For some reason the teacher saw no humor in the situation simply grabbing this little “cutty” tool and excising the garment from my skirt while letting me know in no uncertain terms I’d better start taking this class seriously if I ever expected to have a husband and family in my future.  Gees, lighten up – I know a lot of women who don’t even know what a sewing machine looks like!

There are many fabric shops in Guadalajara and a few in the Lake Chapala region (I’ve written about them in past blogs).  The shops are generally airy and display their many bolts of material in such a way that the colors “pop” and even the most novice of future seamstress  people are drawn in.  The next time I’m tempted to wonder into this world of domesticity, I shall repeat the mantra “go to someone who knows what they are doing” (this has worked well for me in the past, on many other levels, and I have every belief it will continue to do so into the unseen future).  You have but to look at all of the hand-stitched Mexican clothing that one sees in the town square marketplaces and the signs that say “seamstress here” or “upholstery done to order” in our very own village.

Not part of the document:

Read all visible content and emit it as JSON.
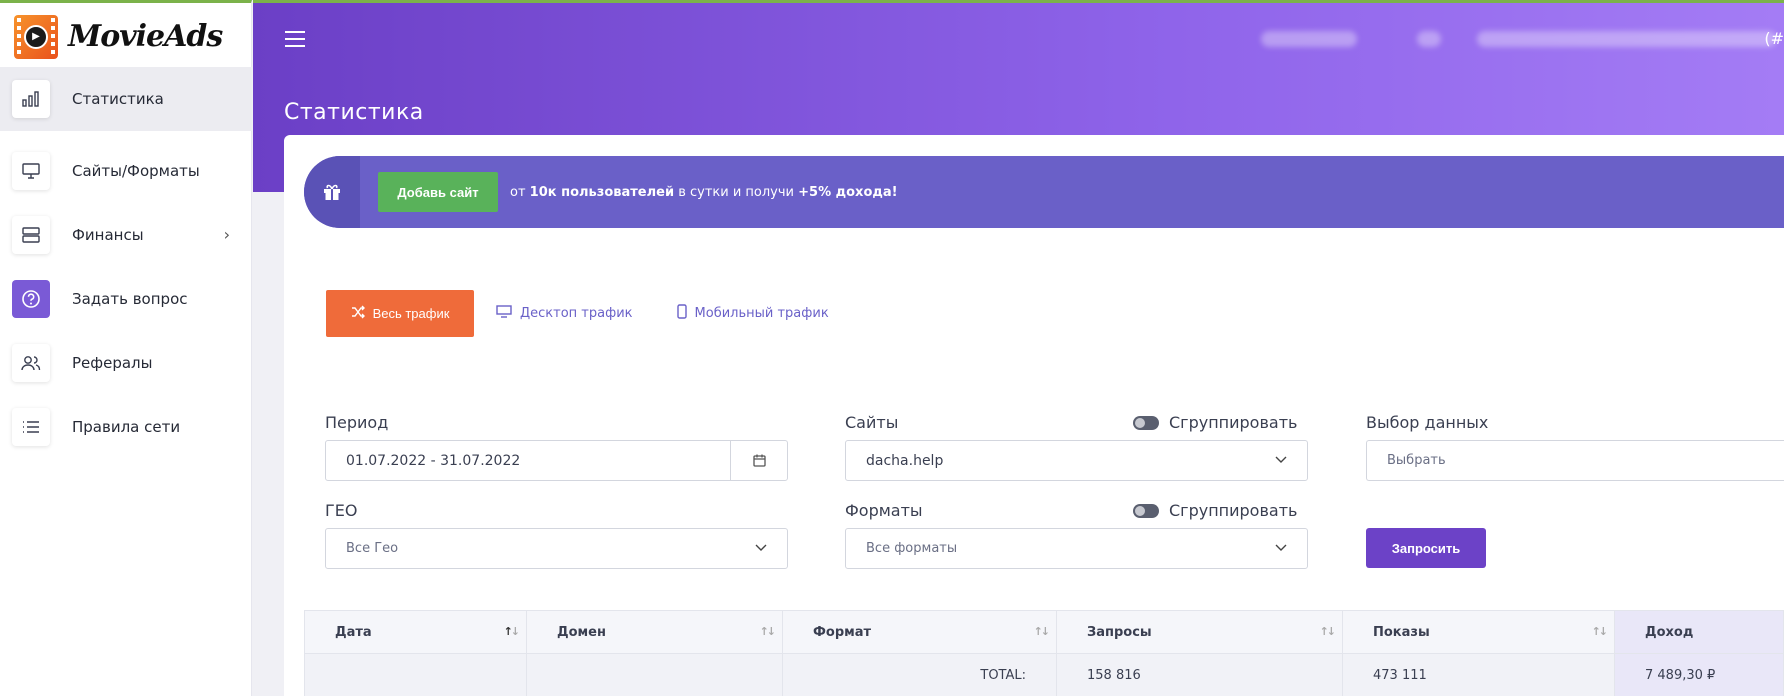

David and I met a lovely couple while strolling the village on Sunday who invited us in to see what an absolutely spectacular job they have done on the home they purchased just up the block from ours.  During the course of our conversation and comparing of notes on where we were in the process of setting our homes up the lady asked if we had to pay duty on the sewing machine when we brought it in?  To which I replied that it was older then Methuselah and no one bothered even looking at it.  She then commented she had purchased a sewing machine here, for fear the duty would be high if she bought it in from the states.  The sewing machine was about the size of a loaf of bread and was just about as useful as a loaf of bread.  I just loved that comment and it gave me hope as I can do a lot of things with a loaf of bread that would amaze and astonish you. (As an aside, if the item you plan on bringing in is over a year old – keep the receipts – you do not have to pay duty on it.) 

Some times the better part of valor is to recognize one’s inabilities and become one with them.

Bear in mind...nice at a distance

Bear in mind...nice at a distance

Circling the studio...again at a distance

Circling the studio...again at a distance

David's domain - we went with burgandy tiebacks

David's domain - we went with burgandy tiebacks

An outside view

An outside view

Close up view over rooftop

Close up view over rooftop

»  Substance:WordPress   »  Style:Ahren Ahimsa
© Copyright 2009-2011 David and Les Lawrence, Ajijic, Mexico